It’s no secret that most kids who’ve come into foster care have experienced trauma. In fact, most states have revamped their training manuals to say that being pulled from your natural family and placed into foster care is enough to be considered a child of trauma.
And I agree with that completely.
What I didn’t really know when I started fostering was that the trauma kids would come into my home with would be MUCH deeper than even their parents/caseworkers/teachers knew. So many of these kids have secrets of what they’ve gone through that no one knows until it explodes out of them. And some of them will never, ever tell until they’re adults.
Their trauma is often rooted further down into these kids’ hearts than what we first realize when they come into care.
When our daughter first came into our care (about 5 weeks ago), we knew right away that there were some underlying issues there. We knew she was anxious, that she felt the need to parent her younger brother, and that she often worried about the safety of her parents.
We didn’t know until about a week ago, however, that she has also experienced physical and emotional abuse at the hands of an adult. As far as we know, no one on the team knew she’d experienced that, even if we might have all guessed it.
These are the kinds of things you often don’t find out until your kid is hiding under the table, crying, terrified that her foster dad will beat her.
She’s only been in our care for 40 days. Who knows what else will come out as time goes on?
When my husband and I were the house parents of a group home in Omaha, Nebraska, a couple years ago, we found out that kids who have severe “behaviors” have usually experienced trauma, too. Sometimes, their counselors and caseworkers know about it. Sometimes, they’ve never told a soul.
During our time at the group home, we had 15 teenage boys come in and out of our care.
Eight of those boys were placed with us because of violence against others. Four of them were placed with us because of violence against themselves. The rest were placed for either truancy or drug use.
When you think about those statistics, it seems obvious that those kids must have experienced trauma at some point in their lives to have ended up in that situation. Doesn’t it? Even if that trauma is serious neglect, there’s something there.
Healthy kids don’t hurt others.
Healthy kids don’t hurt themselves.
Healthy kids don’t use substances.
Healthy kids don’t struggle with truancy.
And kids who are unhealthy don’t usually become that way by random chance. It’s almost always because of their environment or harm that’s been done to them.
Of the 15 boys who came through our home:
– At least 4 were sexually abused by another male
– At least 5 had been raised by (or around) gang members
– 4 had been adopted (by either strangers or family members)
– At least 10 of them had psychiatric disorders that are associated with trauma
– 1 had permanent physical damage due to abuse his mother had experienced while she was pregnant
– At least 3 were physically abused by family members
Do you know how much of that trauma info we were given before each of them came into our home? Less than half of it.
I specifically remember sitting with one young man on Thanksgiving day while he cried on his bedroom floor because his dad wouldn’t be coming to our meal. His father had almost never followed through with his promises, had told his son he was a disappointment multiple times, and had turned his head when his son told him he was depressed.

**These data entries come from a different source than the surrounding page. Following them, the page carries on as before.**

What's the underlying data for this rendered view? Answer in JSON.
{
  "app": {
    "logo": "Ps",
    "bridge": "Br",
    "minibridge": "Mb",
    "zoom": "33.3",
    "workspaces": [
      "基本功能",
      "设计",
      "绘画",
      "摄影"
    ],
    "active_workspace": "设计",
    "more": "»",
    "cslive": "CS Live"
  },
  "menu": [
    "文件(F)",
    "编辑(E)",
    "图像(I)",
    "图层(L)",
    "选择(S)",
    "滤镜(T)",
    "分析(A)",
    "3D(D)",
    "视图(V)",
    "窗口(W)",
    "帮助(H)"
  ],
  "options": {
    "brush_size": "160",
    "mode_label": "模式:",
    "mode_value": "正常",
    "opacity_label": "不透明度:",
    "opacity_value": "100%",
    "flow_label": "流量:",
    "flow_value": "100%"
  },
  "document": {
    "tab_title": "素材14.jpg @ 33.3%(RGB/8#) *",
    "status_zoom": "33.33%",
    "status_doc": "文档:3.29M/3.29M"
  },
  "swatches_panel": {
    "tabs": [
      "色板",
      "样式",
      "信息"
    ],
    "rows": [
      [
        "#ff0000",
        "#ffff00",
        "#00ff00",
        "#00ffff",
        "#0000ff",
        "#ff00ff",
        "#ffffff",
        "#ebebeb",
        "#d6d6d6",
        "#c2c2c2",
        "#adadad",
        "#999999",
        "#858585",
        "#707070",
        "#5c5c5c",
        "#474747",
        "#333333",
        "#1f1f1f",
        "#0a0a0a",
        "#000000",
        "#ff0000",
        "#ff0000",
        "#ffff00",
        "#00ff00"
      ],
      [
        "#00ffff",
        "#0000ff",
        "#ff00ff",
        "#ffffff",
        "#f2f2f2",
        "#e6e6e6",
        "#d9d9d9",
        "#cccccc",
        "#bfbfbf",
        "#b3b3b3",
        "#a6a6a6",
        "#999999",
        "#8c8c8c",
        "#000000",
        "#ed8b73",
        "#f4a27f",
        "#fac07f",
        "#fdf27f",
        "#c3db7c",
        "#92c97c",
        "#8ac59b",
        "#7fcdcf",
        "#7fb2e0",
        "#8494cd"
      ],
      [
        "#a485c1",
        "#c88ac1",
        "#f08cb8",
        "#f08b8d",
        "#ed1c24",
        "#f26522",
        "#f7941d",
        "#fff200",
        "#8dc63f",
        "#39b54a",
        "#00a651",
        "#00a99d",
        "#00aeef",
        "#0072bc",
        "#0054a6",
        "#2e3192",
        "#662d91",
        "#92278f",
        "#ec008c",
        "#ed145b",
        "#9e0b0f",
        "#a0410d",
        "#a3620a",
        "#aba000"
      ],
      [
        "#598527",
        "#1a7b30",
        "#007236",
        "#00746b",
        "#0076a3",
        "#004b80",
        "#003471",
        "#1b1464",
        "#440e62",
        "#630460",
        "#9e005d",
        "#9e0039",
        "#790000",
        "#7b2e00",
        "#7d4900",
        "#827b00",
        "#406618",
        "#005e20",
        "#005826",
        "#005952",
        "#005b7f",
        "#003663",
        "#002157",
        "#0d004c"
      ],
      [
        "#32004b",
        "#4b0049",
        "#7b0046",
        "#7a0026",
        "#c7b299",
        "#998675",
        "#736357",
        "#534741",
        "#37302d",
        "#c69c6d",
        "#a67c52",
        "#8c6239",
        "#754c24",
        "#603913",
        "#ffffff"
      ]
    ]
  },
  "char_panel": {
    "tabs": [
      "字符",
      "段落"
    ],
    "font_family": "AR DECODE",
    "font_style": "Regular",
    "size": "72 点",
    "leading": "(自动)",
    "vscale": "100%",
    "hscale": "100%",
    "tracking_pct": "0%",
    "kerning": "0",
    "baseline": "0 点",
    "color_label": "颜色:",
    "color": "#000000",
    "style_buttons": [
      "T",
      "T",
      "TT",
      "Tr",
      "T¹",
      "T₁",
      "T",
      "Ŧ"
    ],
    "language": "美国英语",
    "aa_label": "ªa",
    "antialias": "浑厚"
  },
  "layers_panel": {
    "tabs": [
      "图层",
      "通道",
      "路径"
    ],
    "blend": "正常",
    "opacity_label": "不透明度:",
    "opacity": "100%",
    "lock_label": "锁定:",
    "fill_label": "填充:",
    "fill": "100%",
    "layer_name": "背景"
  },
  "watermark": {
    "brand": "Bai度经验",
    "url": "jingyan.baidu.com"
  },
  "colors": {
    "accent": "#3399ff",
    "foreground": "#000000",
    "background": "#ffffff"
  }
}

This boy was addicted to Methamphetamine before he came into our care and returned to it shortly after he left us.
One of the boys who lived with us tried to commit suicide several times while he lived with us.
One of our boys disappeared from his home in Nebraska a couple weeks ago and hasn’t been seen since. He also tried to kill himself about a week after we left the group home.
One boy came into our care because he’d tried to take his own life by swallowing 13 Hydrocodone pills. He’d been sexually abused by a step-sibling.
Two boys, who came from the same neighborhood, had more friends and family members dead from gang violence than they had alive. They’d also both been beaten with extension cords by their own fathers.
I could go on and on. Their trauma extended so much further than what their “cases” told us, but it didn’t come out for so long. And it often came out in non-verbal ways, such as crying, yelling, throwing things, running away, or shutting down completely.
When you meet a foster child in the future, remember that their real life might have been worse than some of your worst nightmares. Maybe not … but maybe.
Be patient with them. Be kind to them. And don’t take their behaviors personally.